Hello readers! It’s October, which means autumn, earlier evenings, and apparently RAIN. Of Biblical proportions. So what to do on all those rainy nights? WELL, as it happens, October is also Black History Month. So I thought I’d kick off my shiny brand-new blog with a (non-exhaustive) list of stories about interesting or memorable black characters. Several of them deal with slavery, only because I’ve read them fairly recently. However in future posts I will also be sharing titles by BAME authors on a variety of subjects and themes. The books here are not new titles, but they have all affected me deeply in different ways. If you’ve read any of these, I’d love to know what you thought of them! If you haven’t, I hope this post inspires you to try them.

Kindred – Octavia E. Butler
A time-slip novel you might enjoy if you liked The Time-Traveller’s Wife. Dana is an educated, independent, middle-class black woman from 1976 Los Angeles, married to the scholarly Kevin. One day, she finds hersel…

Misogyny, corruption and family ties: You Beneath Your Skin, Damyanti Biswas
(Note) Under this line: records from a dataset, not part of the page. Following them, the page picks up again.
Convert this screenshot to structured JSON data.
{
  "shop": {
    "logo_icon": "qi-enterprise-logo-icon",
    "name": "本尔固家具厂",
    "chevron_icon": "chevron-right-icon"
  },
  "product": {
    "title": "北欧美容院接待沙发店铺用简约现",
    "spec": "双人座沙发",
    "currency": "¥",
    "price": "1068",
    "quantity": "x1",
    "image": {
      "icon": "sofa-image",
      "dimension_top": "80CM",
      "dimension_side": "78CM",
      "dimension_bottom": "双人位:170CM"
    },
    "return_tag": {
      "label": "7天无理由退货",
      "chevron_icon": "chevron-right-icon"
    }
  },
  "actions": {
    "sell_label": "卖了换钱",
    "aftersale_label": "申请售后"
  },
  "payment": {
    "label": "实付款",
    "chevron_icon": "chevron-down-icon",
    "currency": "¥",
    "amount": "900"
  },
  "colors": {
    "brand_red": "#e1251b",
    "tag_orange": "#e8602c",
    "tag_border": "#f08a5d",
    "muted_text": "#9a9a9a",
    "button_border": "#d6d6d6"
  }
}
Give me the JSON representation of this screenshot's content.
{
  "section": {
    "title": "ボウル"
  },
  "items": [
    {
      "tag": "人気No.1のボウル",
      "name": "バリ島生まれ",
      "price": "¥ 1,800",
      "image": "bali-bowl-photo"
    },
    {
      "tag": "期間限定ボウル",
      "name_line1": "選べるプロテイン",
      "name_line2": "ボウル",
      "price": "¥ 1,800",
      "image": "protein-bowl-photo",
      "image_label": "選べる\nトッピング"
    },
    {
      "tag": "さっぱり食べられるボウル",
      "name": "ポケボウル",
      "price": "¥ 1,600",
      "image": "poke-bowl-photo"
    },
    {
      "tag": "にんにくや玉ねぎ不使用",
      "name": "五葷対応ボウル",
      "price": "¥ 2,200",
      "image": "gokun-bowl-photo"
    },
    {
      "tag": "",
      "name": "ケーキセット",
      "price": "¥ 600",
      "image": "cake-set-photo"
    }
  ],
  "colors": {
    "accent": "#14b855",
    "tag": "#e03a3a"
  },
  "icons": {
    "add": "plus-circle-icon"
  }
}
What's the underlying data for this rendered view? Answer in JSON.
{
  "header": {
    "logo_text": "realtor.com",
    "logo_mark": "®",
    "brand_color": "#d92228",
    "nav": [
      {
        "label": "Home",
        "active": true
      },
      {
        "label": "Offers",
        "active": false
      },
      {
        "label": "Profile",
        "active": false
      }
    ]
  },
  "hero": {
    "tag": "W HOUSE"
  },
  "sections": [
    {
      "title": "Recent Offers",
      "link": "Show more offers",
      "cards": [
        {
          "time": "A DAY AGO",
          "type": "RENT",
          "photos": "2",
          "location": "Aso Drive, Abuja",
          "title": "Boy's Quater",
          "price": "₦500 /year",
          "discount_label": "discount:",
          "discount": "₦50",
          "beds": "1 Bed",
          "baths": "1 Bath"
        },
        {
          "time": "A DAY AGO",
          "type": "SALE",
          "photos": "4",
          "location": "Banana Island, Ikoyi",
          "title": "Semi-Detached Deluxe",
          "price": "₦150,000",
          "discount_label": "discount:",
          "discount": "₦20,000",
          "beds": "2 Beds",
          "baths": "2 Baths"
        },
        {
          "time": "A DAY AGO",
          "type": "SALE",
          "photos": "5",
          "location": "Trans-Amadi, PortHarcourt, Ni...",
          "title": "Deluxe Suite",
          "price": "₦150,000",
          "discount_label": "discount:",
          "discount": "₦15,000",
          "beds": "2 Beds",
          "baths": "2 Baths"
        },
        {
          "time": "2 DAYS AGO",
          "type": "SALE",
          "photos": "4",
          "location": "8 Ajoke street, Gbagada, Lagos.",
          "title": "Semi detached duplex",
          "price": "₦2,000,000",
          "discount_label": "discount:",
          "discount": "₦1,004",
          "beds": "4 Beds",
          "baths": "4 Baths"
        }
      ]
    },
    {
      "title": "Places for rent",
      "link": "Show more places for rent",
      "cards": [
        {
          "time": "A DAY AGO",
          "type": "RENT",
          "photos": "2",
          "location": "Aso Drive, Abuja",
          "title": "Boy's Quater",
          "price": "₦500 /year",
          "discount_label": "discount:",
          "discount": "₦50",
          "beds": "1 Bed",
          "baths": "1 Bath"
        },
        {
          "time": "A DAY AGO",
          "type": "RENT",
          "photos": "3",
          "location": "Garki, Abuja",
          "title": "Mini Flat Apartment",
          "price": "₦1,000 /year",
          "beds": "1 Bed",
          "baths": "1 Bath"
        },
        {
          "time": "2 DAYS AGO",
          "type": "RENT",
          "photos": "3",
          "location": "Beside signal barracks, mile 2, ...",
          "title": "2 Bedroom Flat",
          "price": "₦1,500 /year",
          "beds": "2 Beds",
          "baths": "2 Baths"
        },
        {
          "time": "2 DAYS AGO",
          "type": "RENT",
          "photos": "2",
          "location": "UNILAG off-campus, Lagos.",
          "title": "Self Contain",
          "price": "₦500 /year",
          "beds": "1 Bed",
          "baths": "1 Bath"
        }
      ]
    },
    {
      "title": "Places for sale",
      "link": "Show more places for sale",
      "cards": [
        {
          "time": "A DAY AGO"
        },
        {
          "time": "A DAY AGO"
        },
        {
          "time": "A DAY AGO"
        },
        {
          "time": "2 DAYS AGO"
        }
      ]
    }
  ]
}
In her tautly-written debut, author Damyanti Biswas explores the misogyny, corruption and social inequalities that exist in Delhi’s seamy underbelly. Dark and atmospheric, the book sits within the Indian noir genre that has inspired Hindi movies such as Mardaani and Talaash. It follows psychotherapist Dr Anjali Morgan as she juggles her work at a women’s project in inner-city Delhi, with her complicated personal life: her fraught relationship with her teenage son Nikhil, who has autism; her friendship with Maya who runs a small detective agency, and her on-off affair with Maya’s brother, Special Crime Commissioner Jatin Bhatt. When the three of them begin to work on a case solving a spate of grotesque murders in which slum women are raped and killed, their faces disfigured with acid, it exposes old scars and creates new ones in the personal lives of the main characters.


With her brooding writing style and the narrative split between multiple viewpoints, Biswas skilfully lays bare the h…